> [TELECOM Digest Editor's Note: I have seen a few very elaborate and
> very complex (regards wiring) six-buton sets. One of the strangest I
> ever saw had six buttons (five lines plus hold) but the 'lines' were
> very special purpose: from left to right, the hold button (red
> plastic) was followed by 'intercom' for an open-loop arrangement (just
> battery to provide talking voltage on to a similar set in a place
> called 'radio station booth' and also 'box office' and 'stage left'
> [anyone using one of the instruments at 'radio booth' or 'box office'
> or 'stage left' could talk to or be heard by persons at the the other
> instruments by going off hook]) the fourth button (or third 'line')
> was 'extension 263' from the building PBX. ...
Such arrangements were actually quite common. The common talk circuit
light would go on if anyone was on it. Either other keyset buttons
could be used to sound a particular buzzer or there was a little plate
next to the phone with tiny buttons on it.
We don't see it nowadays, but in old movies you'd often see a boss
press a buzzer and a secretary or aide would come inside. You could
use a key telephone buzzer for that arrangement, though you could of
course wire one up yourself. I once inherited a desk that had a
forest of disconnected push buttons underneath it.
Other intercom arrangements were dial. I think they may have had some
large ones needing two digits. Obviously there are a variety
tradeoffs between using a key system which requires lots of cabling to
each station set but no attendant vs. a PBX which requires an
attendant and a switchboard. I've seen very small outfits have a
switchboard and larger outfits with a key system, with every phone in
a sprawling facility having the line buttons. I guess it depends on
traffic, both internal and external. My uncle worked in a
modest-sized factory served by a key system. A frequent use on that
was the loudspeaker (intercom 6--"Joe pick up line 3"). I don't think
the shop floors used the phones that much.
Occassionally you'd see key systems with various colored buttons, such
as blue or deep-yellow in addition to the red hold button.
> They told me they had to pay Illinois Bell seventy five cents per
> month for the intercom loop, which I presume was to maintain the
> power supply and the wiring of same. They paid a dollar per month
> for the rental of the operator-style headset and about the same

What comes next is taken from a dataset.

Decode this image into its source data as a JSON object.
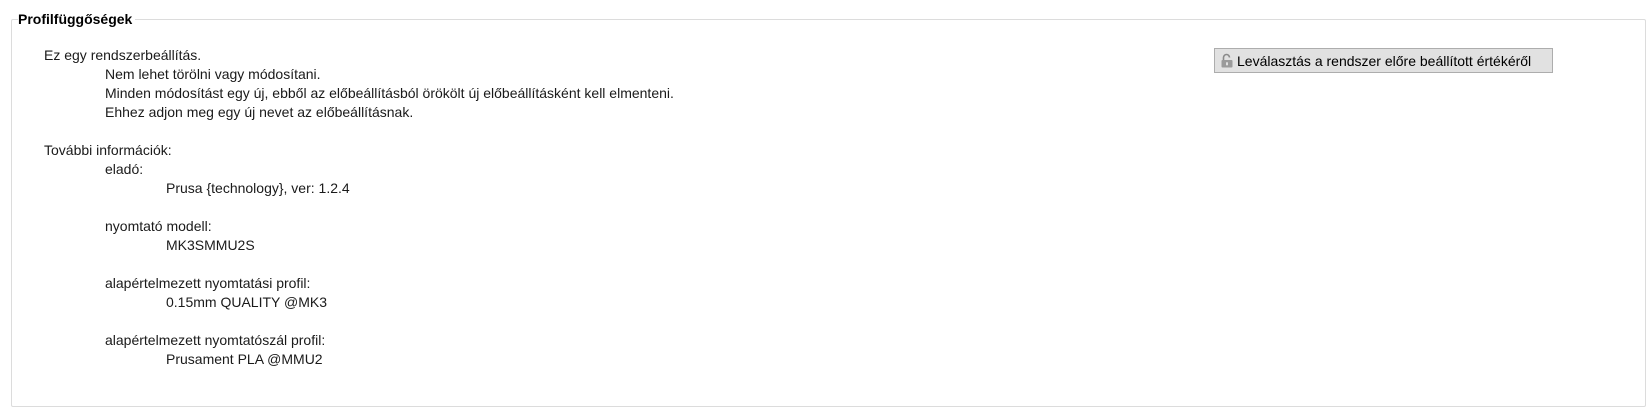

> amount for the beehive lamp. PAT]
I was thinking that's pretty reasonable until I realized that was in
1960 dollars. Still, it's not really that bad in that it's all

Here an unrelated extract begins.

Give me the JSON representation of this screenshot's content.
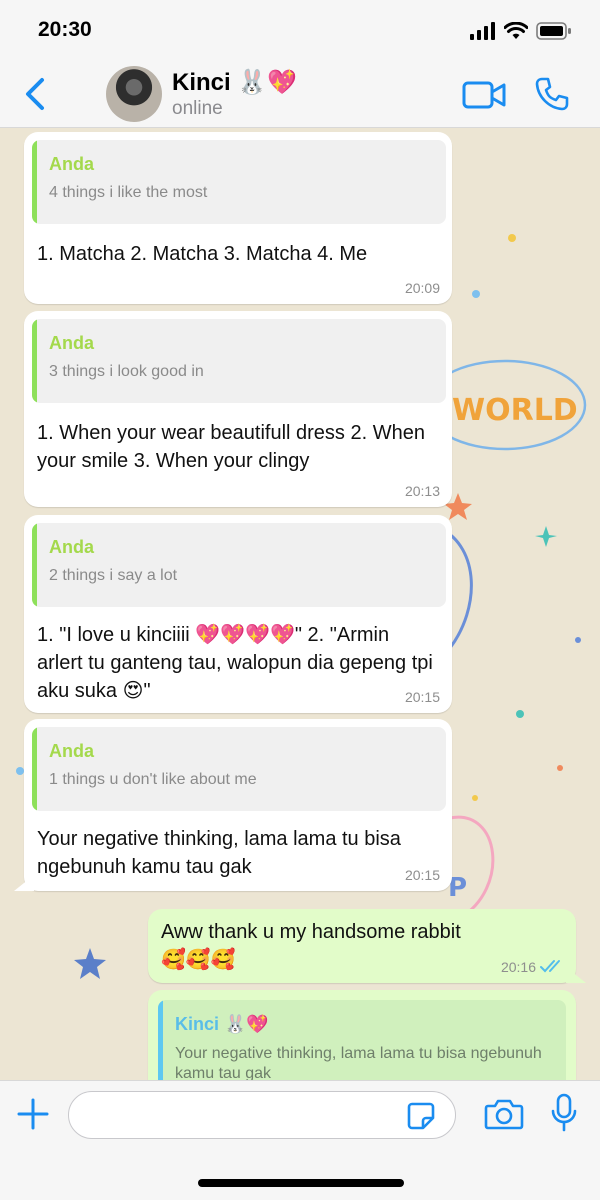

maintained for you as part of the telephone. To go out and buy your
own parts and build your own system would be costly in terms of time
and materials. For the person wearing the headset it's a big
convenience to answer/use the telephone or intercom quickly and
simply. I don't know if power supplies were solid state back then but
any needed maintenance was handled by the phone co.
[TELECOM Digest Editor's Note: But the most ancient arrangement I ever
saw was a phone with the six buttons in a separate box next to it.
This one was in the clock tower at Holy Family Catholic Church on West
Roosevelt Road in Chicago, back in 1972 or so. A relatively ancient
wall phone (with a side ringer, yet) and the feed to it coming from a
somewhat newer but still ancient side box with six round buttons on it. I
was employed with someone else to get the tower clock started once
again (it had been inactive for many years at that point). Taking the
cover off the side ringer caused much dust and cobwebs to fall out,
and a typewritten note inside the side ringer dated 1929 said 'this
phone comes from the terminal box in the basement of the rectory on
Hoyne Street (about 100 feet away I guess). And the side box with the
line buttons had a note dated 1946 which said the pairs went to
the inside terminal box in the basement of the rectory also where they
appeared on 'strip 2 row 3'.
I recall the actual clock (the four faces of it on each side of the
tower was on the ninth floor (walking up the inside stairway) and the
bells were below it on the 8th floor, the stairs and floor at that
point full of pigeon 'stuff' and the bells had a note on them saying
the construction of the clock and bells came from a company in
'Southwick England' ; I think it was the Southwick Clock and Bell
Company. A notice on the bells said they had been installed in 1905,
and that 'for proper care of the bells, the sexton must rotate the
clapper one-quarter turn every _75 years_ '. Since this was in the
1970's, I guess it was about time to rotate the clapper which we did.
I could find out no information about Southwick Clock and Bell
Company; they were many years out of business. But some detective
work got me to the 'General Time Company' offices in Chicago where the
people there told me they had inherited all of Southwick's business
and maintainence files many years before that. We _thought_ we had
the bell chimes working once again but then they got stuck and would
not quit chiming the hour over and over and over and over, about a
hundred times while we climbed back up there and turned it off
manually. But we got the clock mechanism working again for what it was
worth. The clock motor (where the telephone was located) was in the
now long since abandoned sexton's office in the tower on the fifth
floor; the motor had a very long shaft on it going up through the
ceilings, etc with a universal connector to turn the hands on the
four sides of the clock three or four stories further up. PAT]